--- WHAT THE TASK REQUIRES ---
Check every line of the data for the string "content" and copy the ones that have it.

--- Data about app and page elements ---
::::

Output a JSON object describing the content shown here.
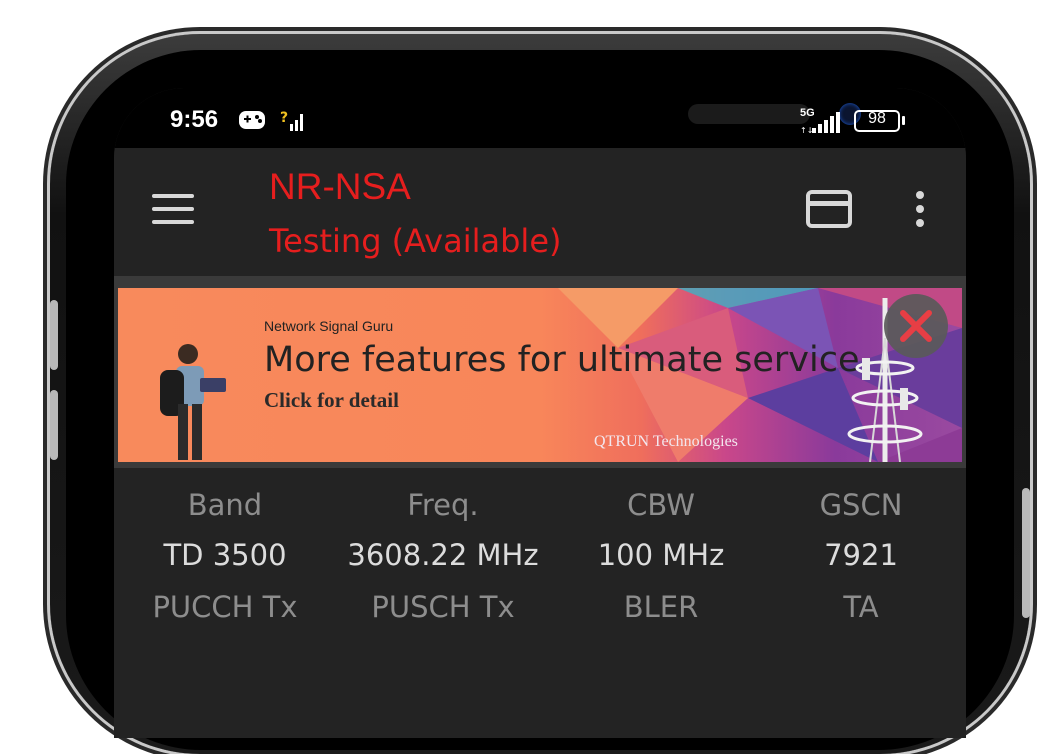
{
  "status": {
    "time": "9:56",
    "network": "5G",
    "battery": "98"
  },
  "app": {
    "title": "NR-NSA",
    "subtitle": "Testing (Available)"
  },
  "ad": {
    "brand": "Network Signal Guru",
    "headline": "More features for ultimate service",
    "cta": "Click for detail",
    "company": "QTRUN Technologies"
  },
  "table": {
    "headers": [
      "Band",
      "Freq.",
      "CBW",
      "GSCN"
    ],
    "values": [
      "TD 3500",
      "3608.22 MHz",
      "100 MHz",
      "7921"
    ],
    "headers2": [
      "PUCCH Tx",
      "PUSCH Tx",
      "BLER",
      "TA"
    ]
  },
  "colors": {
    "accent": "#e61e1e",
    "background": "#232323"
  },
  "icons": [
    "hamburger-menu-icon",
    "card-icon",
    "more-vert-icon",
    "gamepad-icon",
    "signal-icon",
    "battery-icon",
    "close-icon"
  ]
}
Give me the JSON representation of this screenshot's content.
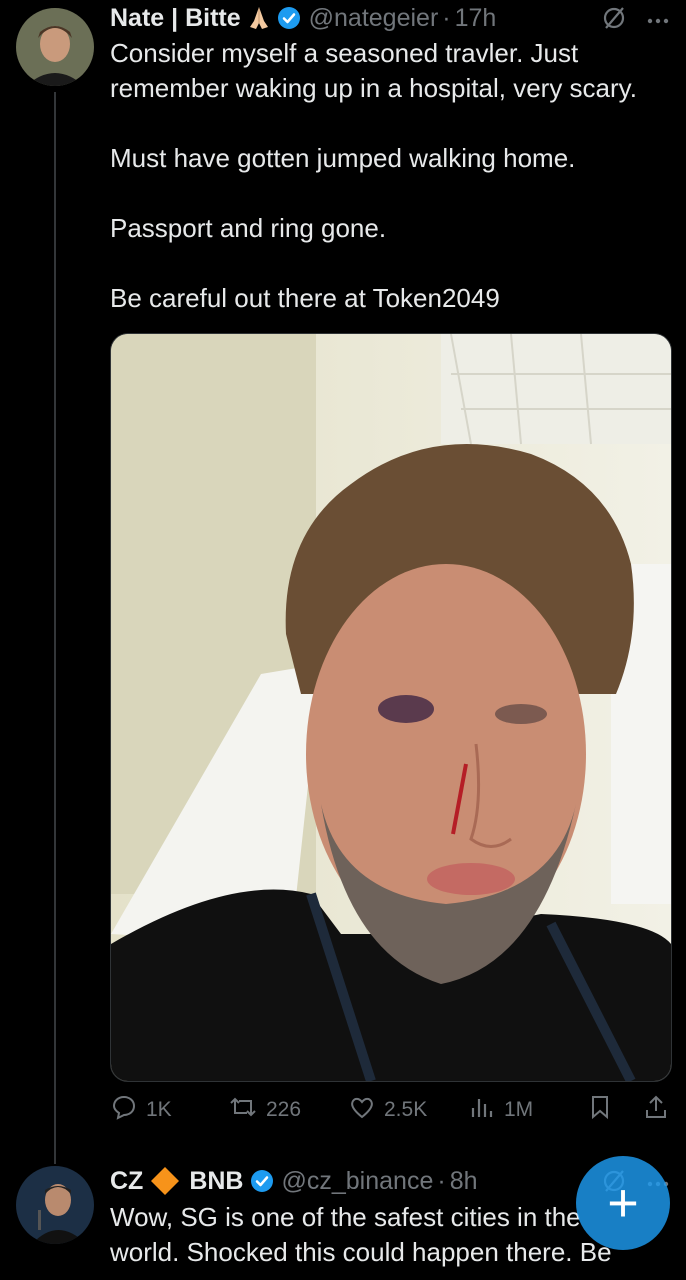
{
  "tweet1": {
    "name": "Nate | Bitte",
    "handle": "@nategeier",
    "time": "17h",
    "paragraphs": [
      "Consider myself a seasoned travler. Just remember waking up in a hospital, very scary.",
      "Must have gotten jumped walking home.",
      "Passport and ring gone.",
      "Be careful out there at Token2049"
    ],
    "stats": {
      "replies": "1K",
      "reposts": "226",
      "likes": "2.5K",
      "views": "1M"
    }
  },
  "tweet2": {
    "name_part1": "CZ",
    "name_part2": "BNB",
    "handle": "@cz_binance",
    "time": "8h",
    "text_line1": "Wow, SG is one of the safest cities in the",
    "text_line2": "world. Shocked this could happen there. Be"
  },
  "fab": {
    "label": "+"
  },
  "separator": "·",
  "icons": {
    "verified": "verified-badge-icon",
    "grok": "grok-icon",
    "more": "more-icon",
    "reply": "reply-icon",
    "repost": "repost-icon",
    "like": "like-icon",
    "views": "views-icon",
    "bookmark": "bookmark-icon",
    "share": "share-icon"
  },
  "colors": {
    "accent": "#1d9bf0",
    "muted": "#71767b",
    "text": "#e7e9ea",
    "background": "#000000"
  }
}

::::

--- ANSWER BOX ---
Output a JSON object describing the content shown here.
Give me the JSON representation of this screenshot's content.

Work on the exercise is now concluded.